Not for the faint-hearted, the mammoth tour of Quebec goes a little off the beaten track to explore the amazing nature and towns further north.
First stop is to head to Ottawa and crossing the Ottawa River into Gatineau to start your Quebec adventure.
You will drive past thousands of lakes (we're not exaggerating) and through stunning national parks along the route. First off, the trip goes towards Aiguebelle Park in Abitibi. To break up the driving, you can stop off at La Verendrye Wildlife Reserve.
If that doesn't seem wild enough, the journey then continues along Routes 113 and 167 through conifer forests on the way to Oujé-Bougoumou for some fishing and relaxing away from civilization.
Next stop is Lac St Jean and the Saguenay Fjord. Stunning views are guaranteed and you will progressively feel like you are getting back towards actual towns.
After a stop off at Tadoussac for a spot of whale watching, you're then just making your way back to Toronto through Quebec City, Montreal and back along the north shore of Lake Ontario.
Distance from Toronto: 1,770 miles (2,850 km)
Driving time: 32 hours

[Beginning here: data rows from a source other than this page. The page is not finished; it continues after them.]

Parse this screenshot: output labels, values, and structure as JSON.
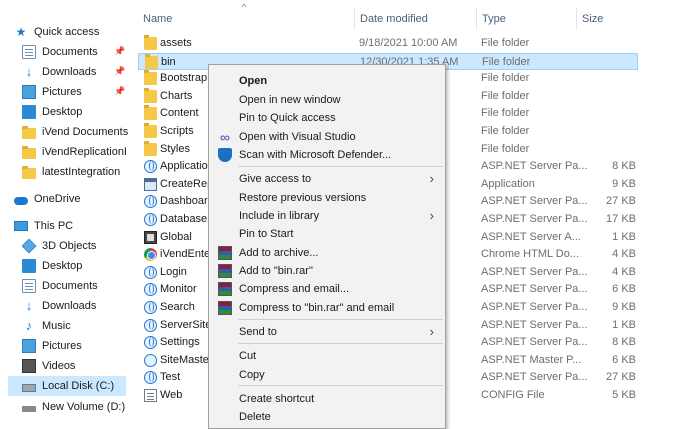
{
  "nav": {
    "quick_access": "Quick access",
    "items": [
      {
        "label": "Documents",
        "icon": "documents-icon",
        "pinned": true
      },
      {
        "label": "Downloads",
        "icon": "downloads-icon",
        "pinned": true
      },
      {
        "label": "Pictures",
        "icon": "pictures-icon",
        "pinned": true
      },
      {
        "label": "Desktop",
        "icon": "desktop-icon",
        "pinned": false
      },
      {
        "label": "iVend Documents",
        "icon": "folder-icon",
        "pinned": false
      },
      {
        "label": "iVendReplicationEng",
        "icon": "folder-icon",
        "pinned": false
      },
      {
        "label": "latestIntegration",
        "icon": "folder-icon",
        "pinned": false
      }
    ],
    "onedrive": "OneDrive",
    "this_pc": "This PC",
    "pc_items": [
      {
        "label": "3D Objects",
        "icon": "3d-objects-icon"
      },
      {
        "label": "Desktop",
        "icon": "desktop-icon"
      },
      {
        "label": "Documents",
        "icon": "documents-icon"
      },
      {
        "label": "Downloads",
        "icon": "downloads-icon"
      },
      {
        "label": "Music",
        "icon": "music-icon"
      },
      {
        "label": "Pictures",
        "icon": "pictures-icon"
      },
      {
        "label": "Videos",
        "icon": "videos-icon"
      },
      {
        "label": "Local Disk (C:)",
        "icon": "local-disk-icon"
      },
      {
        "label": "New Volume (D:)",
        "icon": "drive-icon"
      }
    ]
  },
  "columns": {
    "name": "Name",
    "date": "Date modified",
    "type": "Type",
    "size": "Size"
  },
  "files": [
    {
      "name": "assets",
      "date": "9/18/2021 10:00 AM",
      "type": "File folder",
      "size": "",
      "kind": "folder"
    },
    {
      "name": "bin",
      "date": "12/30/2021 1:35 AM",
      "type": "File folder",
      "size": "",
      "kind": "folder"
    },
    {
      "name": "Bootstrap",
      "date": "",
      "type": "File folder",
      "size": "",
      "kind": "folder"
    },
    {
      "name": "Charts",
      "date": "",
      "type": "File folder",
      "size": "",
      "kind": "folder"
    },
    {
      "name": "Content",
      "date": "",
      "type": "File folder",
      "size": "",
      "kind": "folder"
    },
    {
      "name": "Scripts",
      "date": "",
      "type": "File folder",
      "size": "",
      "kind": "folder"
    },
    {
      "name": "Styles",
      "date": "",
      "type": "File folder",
      "size": "",
      "kind": "folder"
    },
    {
      "name": "Application",
      "date": "",
      "type": "ASP.NET Server Pa...",
      "size": "8 KB",
      "kind": "globe"
    },
    {
      "name": "CreateRepli",
      "date": "",
      "type": "Application",
      "size": "9 KB",
      "kind": "app"
    },
    {
      "name": "Dashboard",
      "date": "",
      "type": "ASP.NET Server Pa...",
      "size": "27 KB",
      "kind": "globe"
    },
    {
      "name": "DatabaseHe",
      "date": "",
      "type": "ASP.NET Server Pa...",
      "size": "17 KB",
      "kind": "globe"
    },
    {
      "name": "Global",
      "date": "",
      "type": "ASP.NET Server A...",
      "size": "1 KB",
      "kind": "global"
    },
    {
      "name": "iVendEnterp",
      "date": "",
      "type": "Chrome HTML Do...",
      "size": "4 KB",
      "kind": "chrome"
    },
    {
      "name": "Login",
      "date": "",
      "type": "ASP.NET Server Pa...",
      "size": "4 KB",
      "kind": "globe"
    },
    {
      "name": "Monitor",
      "date": "",
      "type": "ASP.NET Server Pa...",
      "size": "6 KB",
      "kind": "globe"
    },
    {
      "name": "Search",
      "date": "",
      "type": "ASP.NET Server Pa...",
      "size": "9 KB",
      "kind": "globe"
    },
    {
      "name": "ServerSiteIc",
      "date": "",
      "type": "ASP.NET Server Pa...",
      "size": "1 KB",
      "kind": "globe"
    },
    {
      "name": "Settings",
      "date": "",
      "type": "ASP.NET Server Pa...",
      "size": "8 KB",
      "kind": "globe"
    },
    {
      "name": "SiteMaster",
      "date": "",
      "type": "ASP.NET Master P...",
      "size": "6 KB",
      "kind": "master"
    },
    {
      "name": "Test",
      "date": "",
      "type": "ASP.NET Server Pa...",
      "size": "27 KB",
      "kind": "globe"
    },
    {
      "name": "Web",
      "date": "",
      "type": "CONFIG File",
      "size": "5 KB",
      "kind": "config"
    }
  ],
  "context_menu": {
    "open": "Open",
    "open_new_window": "Open in new window",
    "pin_quick_access": "Pin to Quick access",
    "open_vs": "Open with Visual Studio",
    "scan_defender": "Scan with Microsoft Defender...",
    "give_access": "Give access to",
    "restore_versions": "Restore previous versions",
    "include_library": "Include in library",
    "pin_start": "Pin to Start",
    "add_archive": "Add to archive...",
    "add_bin_rar": "Add to \"bin.rar\"",
    "compress_email": "Compress and email...",
    "compress_bin_email": "Compress to \"bin.rar\" and email",
    "send_to": "Send to",
    "cut": "Cut",
    "copy": "Copy",
    "create_shortcut": "Create shortcut",
    "delete": "Delete"
  }
}
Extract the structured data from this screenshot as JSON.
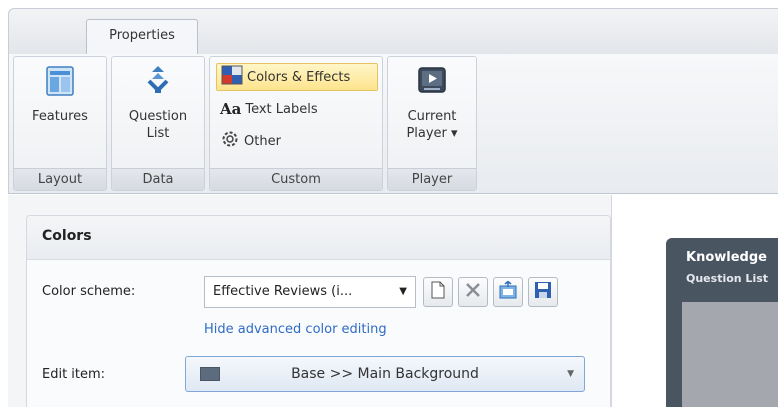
{
  "ribbon": {
    "tab": "Properties",
    "groups": {
      "layout": {
        "label": "Layout",
        "features_label": "Features"
      },
      "data": {
        "label": "Data",
        "question_list_line1": "Question",
        "question_list_line2": "List"
      },
      "custom": {
        "label": "Custom",
        "colors_effects": "Colors & Effects",
        "text_labels": "Text Labels",
        "other": "Other"
      },
      "player": {
        "label": "Player",
        "current_player_line1": "Current",
        "current_player_line2": "Player ▾"
      }
    }
  },
  "colors_panel": {
    "title": "Colors",
    "color_scheme_label": "Color scheme:",
    "color_scheme_value": "Effective Reviews (i...",
    "hide_advanced_link": "Hide advanced color editing",
    "edit_item_label": "Edit item:",
    "edit_item_value": "Base >> Main Background"
  },
  "preview": {
    "title": "Knowledge",
    "subtitle": "Question List"
  },
  "colors": {
    "accent_link": "#2f6bc6",
    "active_button": "#fde48d",
    "player_bg": "#4a5562"
  },
  "icons": [
    "features-icon",
    "question-list-icon",
    "colors-effects-icon",
    "text-labels-icon",
    "gear-icon",
    "player-icon",
    "new-document-icon",
    "delete-icon",
    "import-icon",
    "save-icon"
  ]
}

A curve ball of a road trip option for those who like to mix culture with a bit of lakeside driving.
The idea is to head down to Michigan and drive the length of its coastline along Lake Michigan and Lake Huron.
Michigan has some amazingly good looking towns and villages all along the coastline - if you make your way to the southern park of Lake Michigan, and drive north, you will pass places like South Haven, Grand Haven, Traverse City and Charlevoix on your way up.
There are other sights as well - the Silver Lakes Sand Dunes is a giant desert-like sand dune that has all the appearance of being on Mars. The Sleeping Bear Dunes further north are long white sand beaches which are perfect for a day of relaxation and a picnic.
As you continue onto Lake Huron, there is a long stretch of the coast that forms part of the Cheboygan State Park and great fish restaurants in tow.
The east side of Michigan is generally less touristy and as a result cheaper and less fancy which is an interesting contrast given almost equally great views and natural landscapes.
As you move further south, the town of Frankenmuth, a little inland from the lake, is a must stop on your itinerary.
You could be forgiven for thinking you have been transported to the Bavarian Alps with the scenery and architecture having a strong central European vibe. Have a (very good) chicken dinner that the town is famous for and take a ride on a riverboat along the Cass River before crossing back into Canada and driving back to Toronto.
Distance from Toronto: 1,460 miles (2,350 km)
Driving time: 25 hours